This is a guest post by Alicia Smith an independent writer from Blacksburg, SC. She is currently pursuing a master’s degree in health and medical journalism at the University of Georgia. She received a BA in English from Limestone College in Gaffney, SC in 2012.
When Dr. Cheryl Gagne was a teenager, she romanticized people with mental illness as charismatic outsiders.
“My image of mental illness was largely positive,” she told a room full of healthcare journalists at a recent conference in Boston. “They were on the margin of society because of their brilliance.”
This view was shaken when she learned from news reports that Mark David Chapman, who murdered John Lennon of the Beatles, had a history of delusions, obsessions, and substance abuse. Gagne was 19 at the time, and the idea that a mentally ill person could be so violent came as a total shock.
A few weeks later, Gagne, then a graduate student in biomedical research, flunked out of school and became a patient herself after being admitted to a psychiatric hospital due to her battle with drugs and alcohol, she told members of the Association of Healthcare Journalists during the conference.
Gagne was diagnosed with borderline personality disorder, along with addiction, and later was told she had bipolar disorder.
After being released from the hospital, she began her own path to addiction recovery, working in shelters and detoxes.
Successfully treated, Gagne returned to school and earned a doctorate in rehabilitation counseling and today is an administrator at the federal Substance Abuse and Mental Health Services Administration.
During the past three decades she has seen media portrayals of mentally ill people – and their chances for recovery – fluctuate. After several years of mass shootings involving young men with mental disorders, media coverage has taken on a particularly sinister cast.
“The unflattering stories are often presented– you know, people with mental illness are violent, that they’re unpredictable, that they don’t get better, that they’re damaged, the broken brain,” Gagne said.
Meanwhile, the paradigm for mental health experts has shifted to a recovery model. Gagne said that the trend is away from treatment relying heavily on psychiatric drugs and toward rehabilitation involving patient empowerment and positive interventions.
The old view was that mental illnesses are chronic conditions that cannot be cured, Dr. William Anthony said as part of the same panel discussion. This message of hopelessness is being undermined by empirical and anecdotal evidence indicating that some patients get better without heavy doses of medication and psychotherapy.
Recovery is the “development of new meaning and purpose as one grows beyond the catastrophe of severe mental illness,” said Dr. Anthony, vice president of The Foundation for Excellence in Mental Health Care and an emeritus professor at Boston University’s Center of Psychiatric Rehabiliation.
“There are many paths to recovery.

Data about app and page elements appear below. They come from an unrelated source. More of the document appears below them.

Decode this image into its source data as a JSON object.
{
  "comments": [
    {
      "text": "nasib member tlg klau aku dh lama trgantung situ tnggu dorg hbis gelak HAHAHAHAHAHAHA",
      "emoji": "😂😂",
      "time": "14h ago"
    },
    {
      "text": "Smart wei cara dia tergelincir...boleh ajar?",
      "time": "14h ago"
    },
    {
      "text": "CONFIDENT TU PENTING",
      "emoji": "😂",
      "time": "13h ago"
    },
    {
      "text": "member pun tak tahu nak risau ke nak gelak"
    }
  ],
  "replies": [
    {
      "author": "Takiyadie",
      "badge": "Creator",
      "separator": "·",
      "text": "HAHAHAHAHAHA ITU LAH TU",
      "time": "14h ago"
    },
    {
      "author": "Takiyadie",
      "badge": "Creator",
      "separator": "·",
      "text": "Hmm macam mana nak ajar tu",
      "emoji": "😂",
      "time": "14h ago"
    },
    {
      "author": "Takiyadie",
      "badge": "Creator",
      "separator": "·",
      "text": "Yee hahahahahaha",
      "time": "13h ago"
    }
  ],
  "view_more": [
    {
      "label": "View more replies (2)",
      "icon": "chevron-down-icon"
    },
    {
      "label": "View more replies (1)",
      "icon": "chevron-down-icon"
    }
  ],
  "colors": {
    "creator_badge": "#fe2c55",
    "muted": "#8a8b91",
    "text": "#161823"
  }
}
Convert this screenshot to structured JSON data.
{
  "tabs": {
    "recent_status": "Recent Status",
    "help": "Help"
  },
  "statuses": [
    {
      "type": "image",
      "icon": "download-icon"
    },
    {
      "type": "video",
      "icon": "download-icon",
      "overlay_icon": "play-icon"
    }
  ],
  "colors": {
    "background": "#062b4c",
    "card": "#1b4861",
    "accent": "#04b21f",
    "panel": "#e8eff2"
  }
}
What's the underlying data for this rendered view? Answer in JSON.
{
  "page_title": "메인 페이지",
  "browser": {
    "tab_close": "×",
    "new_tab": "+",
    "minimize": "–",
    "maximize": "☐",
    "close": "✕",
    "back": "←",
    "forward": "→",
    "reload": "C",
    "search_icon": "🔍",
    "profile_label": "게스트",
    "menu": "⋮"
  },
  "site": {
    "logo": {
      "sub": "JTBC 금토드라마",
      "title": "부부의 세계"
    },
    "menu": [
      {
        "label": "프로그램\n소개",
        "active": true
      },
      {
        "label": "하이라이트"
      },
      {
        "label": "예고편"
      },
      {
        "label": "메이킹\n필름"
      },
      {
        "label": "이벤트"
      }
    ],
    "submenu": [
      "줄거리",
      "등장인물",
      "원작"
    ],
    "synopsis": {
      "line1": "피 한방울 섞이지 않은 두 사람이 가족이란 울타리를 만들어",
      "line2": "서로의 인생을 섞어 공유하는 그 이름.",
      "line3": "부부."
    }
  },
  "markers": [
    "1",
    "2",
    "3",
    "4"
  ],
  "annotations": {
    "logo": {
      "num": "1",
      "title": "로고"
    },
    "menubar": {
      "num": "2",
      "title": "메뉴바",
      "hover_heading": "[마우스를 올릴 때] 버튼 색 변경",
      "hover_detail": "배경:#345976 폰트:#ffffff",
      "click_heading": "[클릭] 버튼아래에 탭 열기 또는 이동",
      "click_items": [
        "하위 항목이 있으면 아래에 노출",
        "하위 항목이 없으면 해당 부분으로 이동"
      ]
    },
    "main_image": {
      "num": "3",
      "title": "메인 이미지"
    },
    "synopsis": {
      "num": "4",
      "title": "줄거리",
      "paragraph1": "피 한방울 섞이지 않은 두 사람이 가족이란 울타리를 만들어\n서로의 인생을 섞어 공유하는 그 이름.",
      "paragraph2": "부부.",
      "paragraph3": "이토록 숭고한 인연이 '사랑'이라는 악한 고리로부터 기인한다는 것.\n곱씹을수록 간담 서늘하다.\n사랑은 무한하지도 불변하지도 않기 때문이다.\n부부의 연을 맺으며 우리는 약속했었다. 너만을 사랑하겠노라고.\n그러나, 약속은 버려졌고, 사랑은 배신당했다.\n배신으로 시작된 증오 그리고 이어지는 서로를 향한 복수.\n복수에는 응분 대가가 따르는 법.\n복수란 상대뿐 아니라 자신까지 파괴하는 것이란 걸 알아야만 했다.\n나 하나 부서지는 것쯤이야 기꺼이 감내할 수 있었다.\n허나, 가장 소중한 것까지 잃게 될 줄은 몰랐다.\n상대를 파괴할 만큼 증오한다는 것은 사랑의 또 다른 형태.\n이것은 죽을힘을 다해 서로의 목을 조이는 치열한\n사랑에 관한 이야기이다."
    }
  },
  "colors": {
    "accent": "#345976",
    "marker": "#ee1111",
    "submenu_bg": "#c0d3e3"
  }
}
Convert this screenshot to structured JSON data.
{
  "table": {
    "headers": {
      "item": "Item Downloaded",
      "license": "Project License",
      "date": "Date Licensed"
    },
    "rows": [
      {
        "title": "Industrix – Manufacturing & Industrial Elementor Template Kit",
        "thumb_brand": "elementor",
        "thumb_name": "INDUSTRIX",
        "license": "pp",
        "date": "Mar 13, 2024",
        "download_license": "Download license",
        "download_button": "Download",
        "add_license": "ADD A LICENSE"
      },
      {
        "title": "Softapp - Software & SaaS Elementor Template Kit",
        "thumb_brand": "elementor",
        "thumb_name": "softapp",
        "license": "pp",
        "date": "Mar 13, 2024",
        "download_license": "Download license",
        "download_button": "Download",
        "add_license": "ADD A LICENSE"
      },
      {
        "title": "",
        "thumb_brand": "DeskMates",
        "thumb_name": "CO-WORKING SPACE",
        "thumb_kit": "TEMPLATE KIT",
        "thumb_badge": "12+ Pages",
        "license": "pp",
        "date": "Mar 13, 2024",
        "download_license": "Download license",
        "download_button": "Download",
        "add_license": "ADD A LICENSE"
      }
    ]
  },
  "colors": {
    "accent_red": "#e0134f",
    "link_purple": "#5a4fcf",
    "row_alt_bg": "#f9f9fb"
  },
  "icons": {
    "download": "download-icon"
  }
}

Not the two paths– medication and therapy– that we continuously talk about. There’s school. There’s work. There’s family.” These ordinary, daily engagements provide support and affirmation for people regaining their balance in the world.
Healthcare providers who work with mentally ill people are coming to accept the idea that a less medicalized form of recovery and rehabilitation is possible, said Dr. Dost Öngür, associate professor in psychiatry at Harvard Medical School and clinical director of the Schizophrenia and Bipolar Disorder Program at McLean Hospital. They have seen the evidence piling up from scientific studies of the brain.
“The brain is dynamic and is ever-changing,” Dr. Öngür said. “After a catastrophe of any kind, it has its on capacity to compensate for the insult or the damage that was done and to heal and to find a new balance that actually is functional and can serve the needs of the individual.”
New research has found that alterations in brain function observed during early-stage psychosis are not permanent. They can be be reversed through exercises that train the brain to process new information in new ways.
Just as scientists are shifting from a “mental illness is incurable” paradigm to a recovery model, Gagne said that health and medical reporters need to retool their thinking and craft different types of narratives.
“It is very important to write with empathy,” she said. Recovery stories are more complex than tales about how drugs and doctors helped people, but then the effects wore off. In recovery narratives, “people are not being flattened out to just their symptoms or just their diagnosis. There’s a lot of attention given to the richness of the person’s life and that is a trend that is very meaningful to people in recovery.”
Stories like these not only help people coping with mental illness help themselves, but also lessen the stigma attached to the struggle.